Bad days are normal
Your loved one will probably have good days and bad days. You may find that some days their mood is low, and they may not want to communicate. It’s important to recognise that ‘bad days’ are normal. This can be distressing to see, and you may feel guilty that you can’t help or provide the support you want to. But talking to your loved one about how you’re feeling can help. If you don’t feel you can do this, try talking with a friend or family member.
If you’re concerned that your loved one is constantly feeling low, it can help to talk to someone who’s trained to listen, like a counsellor, GP or nurse. You can also speak to our Specialist Nurses about how you’re feeling.
Ask how you can help
If your loved one has prostate cancer, you may also be struggling with the diagnosis. It can be difficult knowing how best to support your loved one while managing your own feelings and emotions. It can help get things out in the open. There is no right or wrong thing to say – sometimes you might just need to listen. Macmillan Cancer Support has information about how to talk to someone with cancer.
Your loved one or friend may already know how you can support them. Asking them what they need or how you can help, can help them to feel more in control.
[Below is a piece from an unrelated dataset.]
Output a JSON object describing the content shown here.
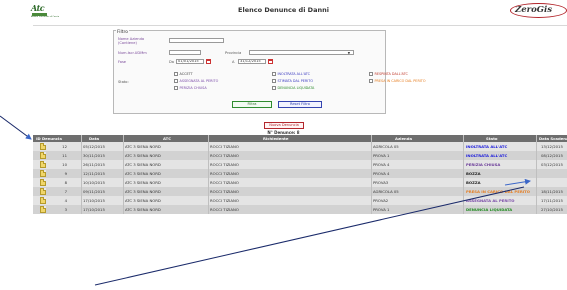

Some people find it hard to accept emotional support, or may not want it. Try not to take this personally. Respect their decision but let them know if they change their mind, you are there to listen and support them.
Try offering support in a different way, you can also help by offering practical support. This could include:
- driving them to their GP or hospital appointments
- making meals or doing their shopping
- picking up prescriptions or medicines
- helping around the house, for example cleaning.
My loved one has died, how can I get support?
When someone close to you dies, it can be very upsetting and difficult to come to terms with. Feelings of grief and sadness may be difficult to deal with. You may be experiencing feelings of loneliness, uncertainty, fear and even anger. These are all normal emotions and feelings to experience. You are not alone, there are ways you can feel more supported.
For many people, being with others helps them manage their feelings and come to terms with their loss. Friends and family can be a great source for support and comfort during this difficult time.
You could try contacting your local community palliative care team, who can provide support if you’ve lost a loved one. If your loved one died in hospital, you may be able to get support from the hospital’s palliative care team.
You may also want to contact other organisations who specialise in helping people deal with loss and grief. Cruse Bereavement Support have information and a free helpline for anyone who is dealing with bereavement or grief. Sue Ryder has an online community where you can chat to others who are experiencing grief. Samaritans and Mind also have information and support if you’re finding things difficult to deal with.
Updated January 2019 | To be reviewed January 2021